On November 22, 2019, the CRDAC on behalf of the community of Conklin alongside its legal counsel successfully opposed Secure Energy Services’ (“Secure”) appeal of the decision of the development authority, the Subdivision and Development Appeals Board (“SDAB”), to develop a Class II landfill within 500 metres of the Hamlet’s boundary and within two kilometres of existing residences in Conklin.
The community of Conklin expressed many concerns of the site location namely the alarming distance to the community and the current use of site.
See below for a full review of the Regional Municipality of Wood Buffalo SDAB decision.
Conklin is one of the few communities in Alberta that is involved in this unique process that allow community members and representatives from Alberta Environment and Parks to work together to identify key berries and gathering locations. These berries are then tested to determine if they are safe to eat.

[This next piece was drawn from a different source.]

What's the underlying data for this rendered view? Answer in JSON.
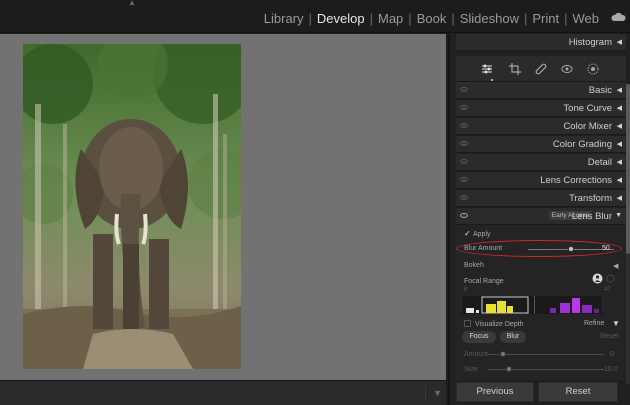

In 2017, as a direct result of the berry monitoring program, Integrated Toxicology Solutions Ltd. finalized a technical report as a supplement to the Traditional Knowledge Report. While the Traditional Knowledge Report focuses on the importance of berries in traditional activities, cultural practices and community specific berry picking locations, the technical report focuses more on the understanding of the laboratory data and the potential risk to the community.
Conklin Wetland Monitoring
Incorporating both traditional and western science to monitor wetlands in the Conklin region, a committee was formed to help identify critical wetlands in the area, important vegetation species, and other key indicators that should be measured.
The environmental monitoring program involves observations of the physical environment around Conklin and how it may be impacted by the industrial projects that are in close proximity. The understanding of the impact and how the community views the impact is at the heart of these programs.
Christina Lake Water Monitoring
The Christina Lake, a scenic and recreational lake, has been a part of Conklin and its history for many generations. As part of CRDAC’s mandate, it is our objective to ensure that we aim to protect the water, traditional ecological knowledge, and species ranging from walleye to yellow perch for many more generations to come.
Through this program, the CRDAC hopes to develop a water quality program including the installation of 16 shallow groundwater wells to help measure levels, identify any present contaminants, and collection of data that will ultimately help contribute to a fish health study. Residents are needed to help identify key locations around and/or on the lake as well as key items that need to be measured.
Wassasi Park Improvements
Wassasi (Small Bayside) Park and Christina Lake is culturally integral to Conklin and also the single point of access to the treasured lake for our community and residents. Given the significant importance of this area and with little to no maintenance, the CRDAC pursued the recreational lease and requested that the Regional Municipality of Wood Buffalo transfer the lease. Historically and through a series of Community Betterment Sessions, the community of Conklin has identified the revitalization of Wassasi Park as a priority.
The CRDAC is evaluating the environmental and engineering needs of the road to ensure that the erosion issues are remedied and eliminate any risk of sediment feeding into the lake. A committee was established for the collaboration and implementation of a strategy to improve and incorporate a cultural aspect to the location.
It is the intention of CRDAC to revitalize this essential park space for the community of Conklin including a rehabilitated road leading into an enjoyable park and recreational space with parking, picnic areas, non-permanent docking/launch area for non-motorized vessels, nature paths, public washrooms, and benches.
Our goal is to make this space accessible and functional in all seasons. A space where we can bring our families together and reconnect to our Métis roots.